**Assignment**
Keep the pictures out, please, and set down every record exactly.

• • •

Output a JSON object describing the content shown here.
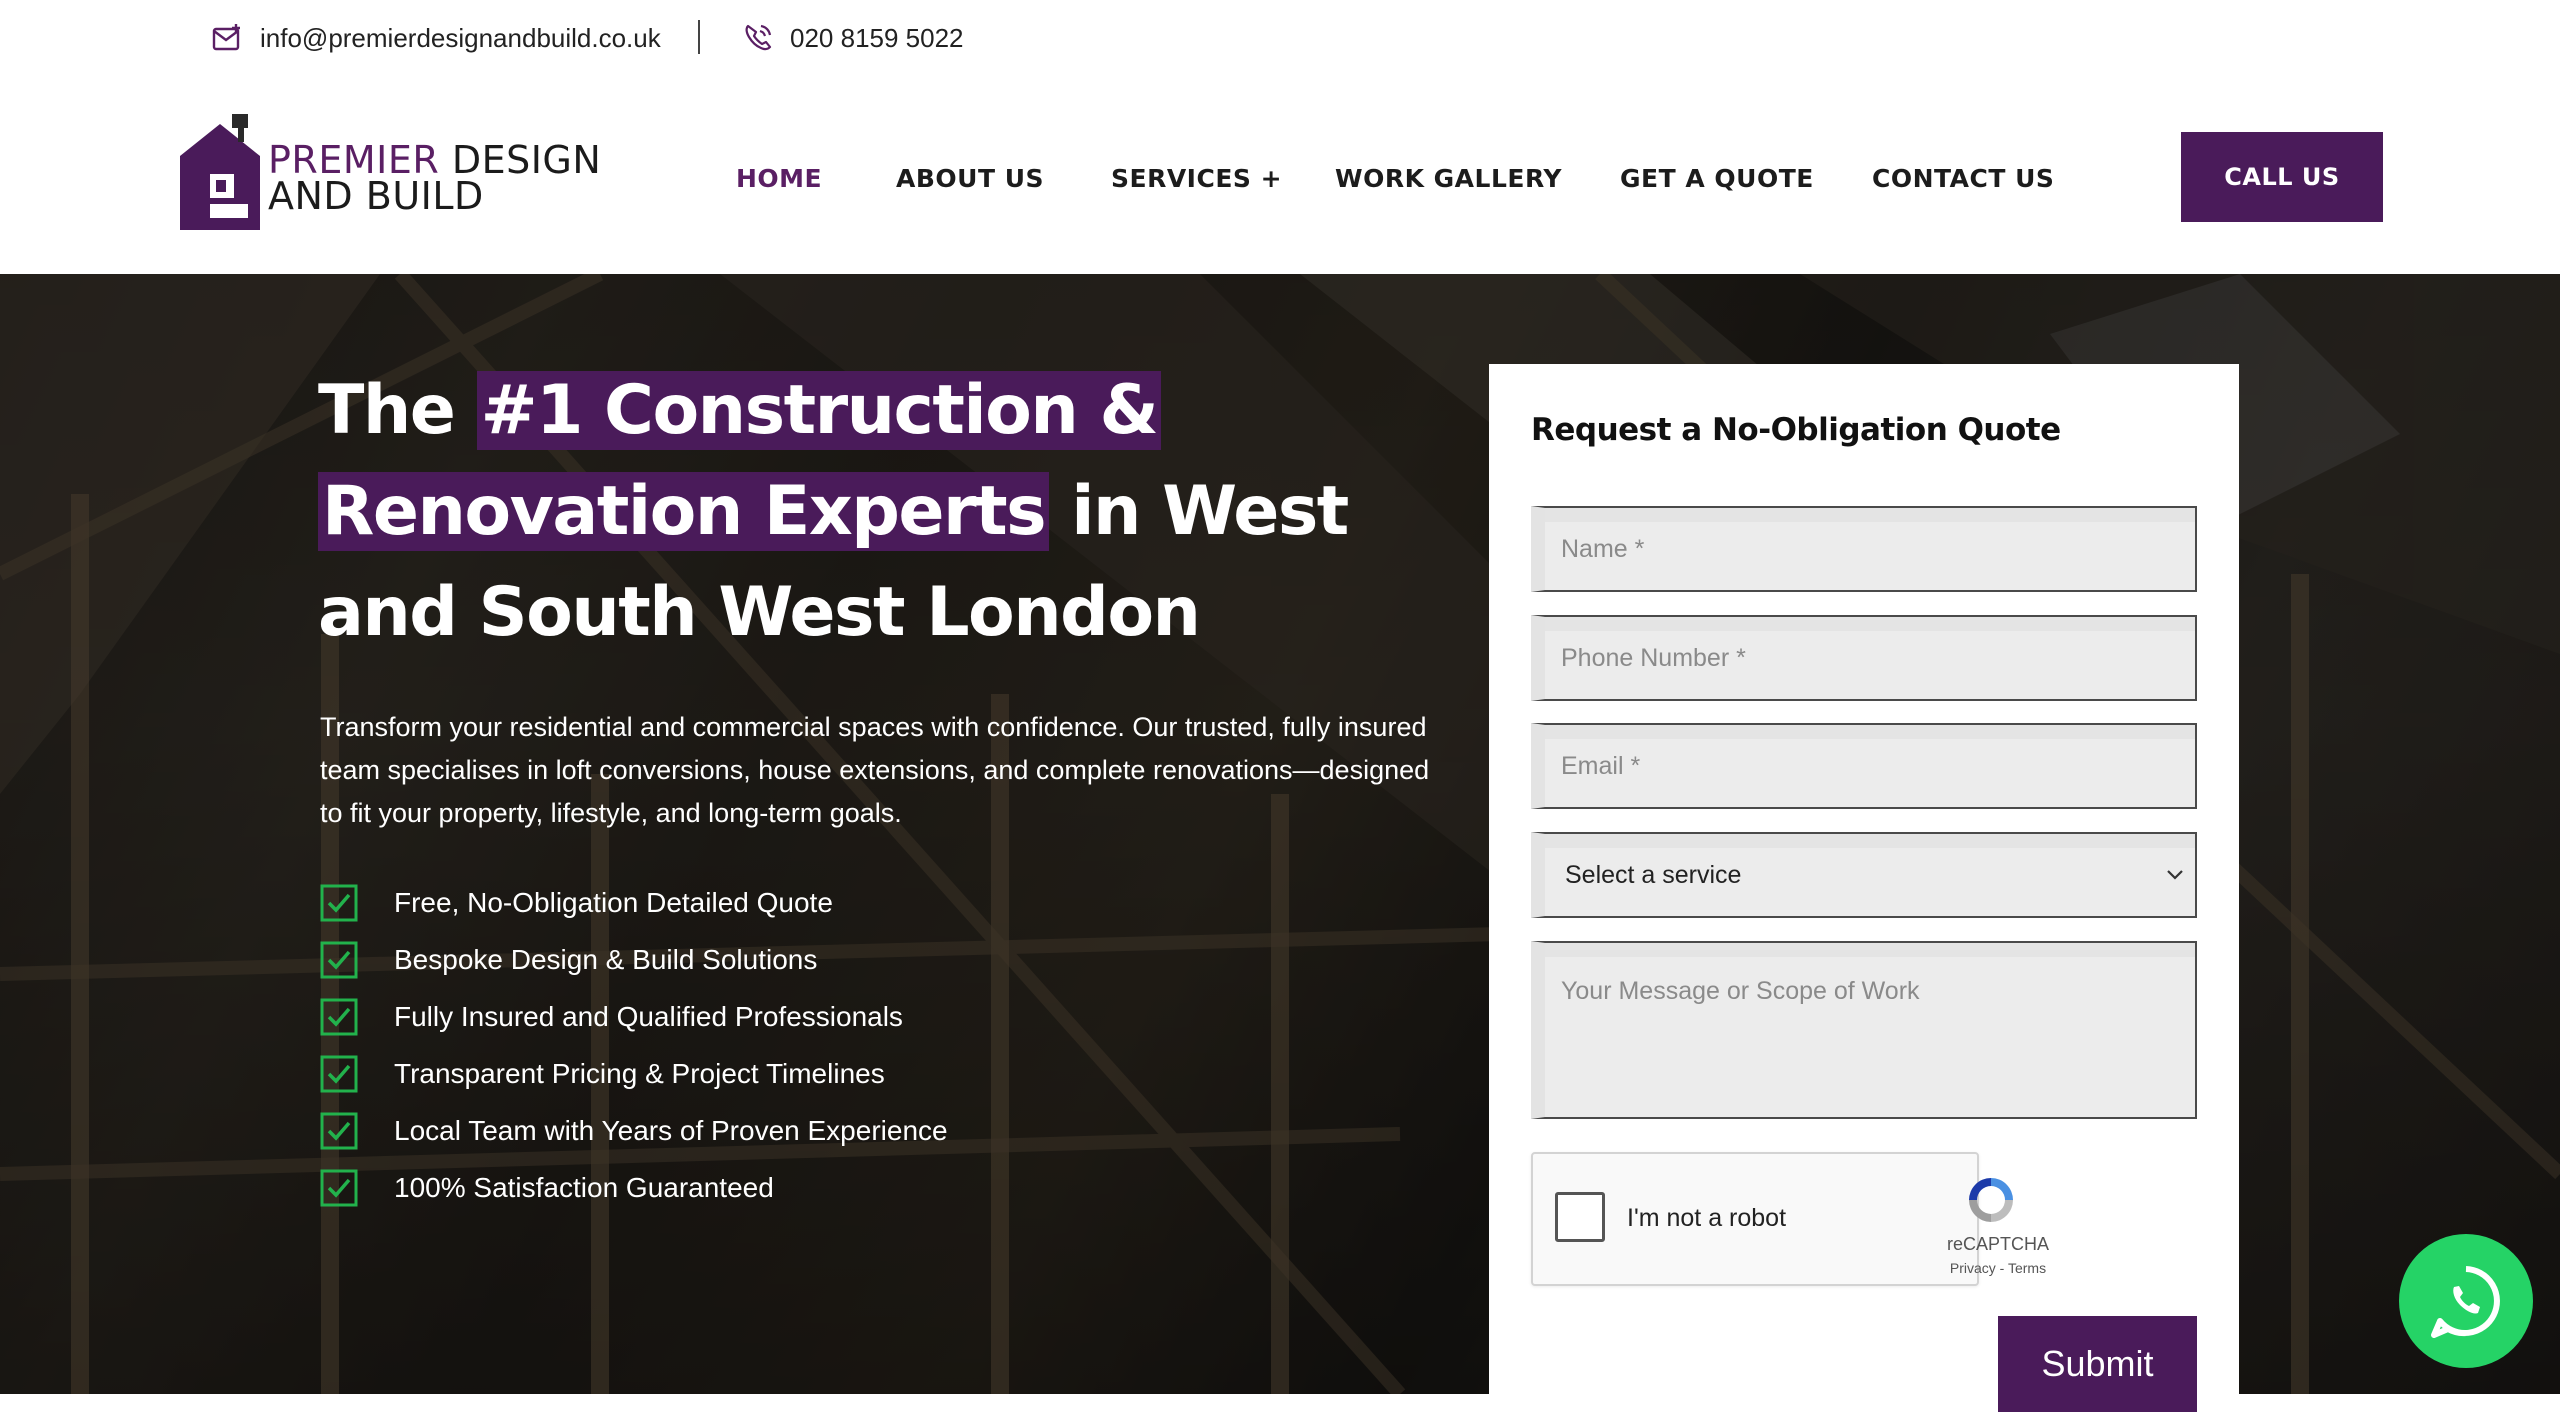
{
  "topbar": {
    "email": "info@premierdesignandbuild.co.uk",
    "phone": "020 8159 5022"
  },
  "logo": {
    "line1_accent": "PREMIER",
    "line1_rest": " DESIGN",
    "line2": "AND BUILD"
  },
  "nav": {
    "items": [
      {
        "label": "HOME",
        "active": true
      },
      {
        "label": "ABOUT US"
      },
      {
        "label": "SERVICES +"
      },
      {
        "label": "WORK GALLERY"
      },
      {
        "label": "GET A QUOTE"
      },
      {
        "label": "CONTACT US"
      }
    ],
    "cta": "CALL US"
  },
  "hero": {
    "title_part1": "The ",
    "title_highlight1": "#1 Construction &",
    "title_highlight2": "Renovation Experts",
    "title_part2": " in West and South West London",
    "description": "Transform your residential and commercial spaces with confidence. Our trusted, fully insured team specialises in loft conversions, house extensions, and complete renovations—designed to fit your property, lifestyle, and long-term goals.",
    "features": [
      "Free, No-Obligation Detailed Quote",
      "Bespoke Design & Build Solutions",
      "Fully Insured and Qualified Professionals",
      "Transparent Pricing & Project Timelines",
      "Local Team with Years of Proven Experience",
      "100% Satisfaction Guaranteed"
    ]
  },
  "form": {
    "title": "Request a No-Obligation Quote",
    "name_placeholder": "Name *",
    "phone_placeholder": "Phone Number *",
    "email_placeholder": "Email *",
    "service_selected": "Select a service",
    "message_placeholder": "Your Message or Scope of Work",
    "captcha_label": "I'm not a robot",
    "captcha_brand": "reCAPTCHA",
    "captcha_links": "Privacy - Terms",
    "submit": "Submit"
  },
  "colors": {
    "brand": "#4a1b5a",
    "check": "#22b24c",
    "whatsapp": "#25d366"
  }
}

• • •

**Exercise output**
Output a JSON object describing the content shown here.
{
  "topbar": {
    "email": "info@premierdesignandbuild.co.uk",
    "phone": "020 8159 5022"
  },
  "logo": {
    "line1_accent": "PREMIER",
    "line1_rest": " DESIGN",
    "line2": "AND BUILD"
  },
  "nav": {
    "items": [
      {
        "label": "HOME",
        "active": true
      },
      {
        "label": "ABOUT US"
      },
      {
        "label": "SERVICES +"
      },
      {
        "label": "WORK GALLERY"
      },
      {
        "label": "GET A QUOTE"
      },
      {
        "label": "CONTACT US"
      }
    ],
    "cta": "CALL US"
  },
  "hero": {
    "title_part1": "The ",
    "title_highlight1": "#1 Construction &",
    "title_highlight2": "Renovation Experts",
    "title_part2": " in West and South West London",
    "description": "Transform your residential and commercial spaces with confidence. Our trusted, fully insured team specialises in loft conversions, house extensions, and complete renovations—designed to fit your property, lifestyle, and long-term goals.",
    "features": [
      "Free, No-Obligation Detailed Quote",
      "Bespoke Design & Build Solutions",
      "Fully Insured and Qualified Professionals",
      "Transparent Pricing & Project Timelines",
      "Local Team with Years of Proven Experience",
      "100% Satisfaction Guaranteed"
    ]
  },
  "form": {
    "title": "Request a No-Obligation Quote",
    "name_placeholder": "Name *",
    "phone_placeholder": "Phone Number *",
    "email_placeholder": "Email *",
    "service_selected": "Select a service",
    "message_placeholder": "Your Message or Scope of Work",
    "captcha_label": "I'm not a robot",
    "captcha_brand": "reCAPTCHA",
    "captcha_links": "Privacy - Terms",
    "submit": "Submit"
  },
  "colors": {
    "brand": "#4a1b5a",
    "check": "#22b24c",
    "whatsapp": "#25d366"
  }
}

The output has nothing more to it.